In the `Encyclopedia of remedy relationships in homoeopathy’, Rehman [6] describes intercurrents as “reaction-remedies”, coming into effect if there was no, or little action of the initially administered remedy. He also states their use as interim remedies between two adversary or incompatible remedies. Such remedies should not follow up on one another, and therefore require an intermediary prescription. This may be the case for example, where Hepar sulf. is to follow onto Mercurius sol. or Silicea, or where Nux vom. is needed to complement Causticum or Phosphorus. Rehman [6] also praises the application of the intestinal-nosodes as Intercurrents for the purpose of unravelling a case. He states that these nosodes make the previously administered remedy spur into action. The intestinal-nosode itself has no effect other than the unravelling of the symptom-jumble.

The use of intercurrents has to be differentiated further, as there are acute and chronic applications. Schepper [7] points to Aphorisms 36 to 40 for the use of intercurrents in an acute case. Here the intercurrent remedy is used to to treat the acute crisis of a case. If a chronic prescription were made in such a case, the symptom picture of the patient could be altered and undesirable aggravations could be the consequence. Therefore an acute intercurrent in a chronic case is selected by only taking into account the prominent acute symptoms and not the deeper chronic case history. As such, the acute intercurrent is a superficial agent that is used to remove the influence of the acute disease, without having an impact on the constitutional treatment of the chronic case. Hahnemann [5] describes this in Aphorism 221 of the Organon: The constitutional/chronic treatment has to stop when there is an acute crisis. Once this acute intermediate state is over, the chronic one will continue.

According to Little [8] in the chronic case an intercurrent is frequently necessary where miasmatic interference is present in the case. Here the symptom picture may be unclear, or symptoms may be scarce. Once an intercurrent has removed the miasmatic layer, symptoms may show more clearly and an appropriate constitutional remedy selection may be possible. Koehler [2] describes this with relation to the remedy Tuberculinum. As an intermediate remedy, Tuberculinum is indicated where symptoms remain after the first prescription, and the symptom-totality expresses a specific miasmatic taint.


[1] The free dictionary(2012) Intercurrent last accessed 15 May 2012 at URL http://www.thefreedictionary.com

[2] Koehler (1989) The Handbook of Homeopathy Vermont, Healing arts press.

[3] Yasgur, J. (2003) Homeopathic Dictionary New Delhi, B. Jain Publishers (P) Ltd

[4] Farrington, H. (n.d.) Homeopathy and homeopathic prescribing New Delhi, B.Jain Publishers (P) Ltd

[5] Hahnemann, S. (1974) Organon der Heilkunst (2.Auflage) 6B Heidelberg:Karl F. Haug Verlag.
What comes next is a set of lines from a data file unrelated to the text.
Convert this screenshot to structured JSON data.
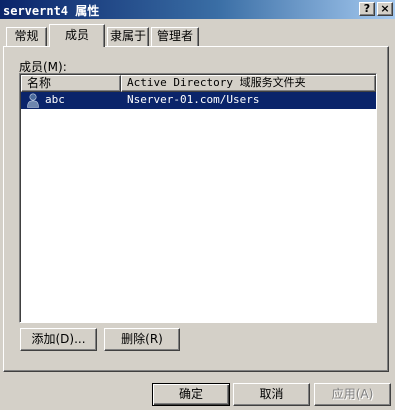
{
  "window": {
    "title": "servernt4 属性",
    "help_glyph": "?",
    "close_glyph": "×"
  },
  "tabs": [
    {
      "label": "常规",
      "selected": false
    },
    {
      "label": "成员",
      "selected": true
    },
    {
      "label": "隶属于",
      "selected": false
    },
    {
      "label": "管理者",
      "selected": false
    }
  ],
  "members": {
    "label": "成员(M):",
    "columns": [
      "名称",
      "Active Directory 域服务文件夹"
    ],
    "rows": [
      {
        "name": "abc",
        "folder": "Nserver-01.com/Users",
        "icon": "user-icon",
        "selected": true
      }
    ]
  },
  "panel_buttons": {
    "add_label": "添加(D)...",
    "remove_label": "删除(R)"
  },
  "dialog_buttons": {
    "ok_label": "确定",
    "cancel_label": "取消",
    "apply_label": "应用(A)",
    "apply_enabled": false
  },
  "colors": {
    "selection": "#0a246a",
    "face": "#d4d0c8",
    "title_start": "#0a246a",
    "title_end": "#a6caf0"
  }
}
[6] Rehmann, A. (2000) Handbuch der homöopathischen Arzneibeziehungen Heidelberg, Karl F. Haug Verlag

[7] Schepper, Luc de (n.d.) Using Acute Intercurrent or Intermediate Remedies in Chronic Diseases last accessed 15 May 2012 at URL http://www.drluc.com

[8] Little, D. (2007) Part 2: The chronic Intercurrents last accessed 15 May 2012 at URL http://www.simillimum.com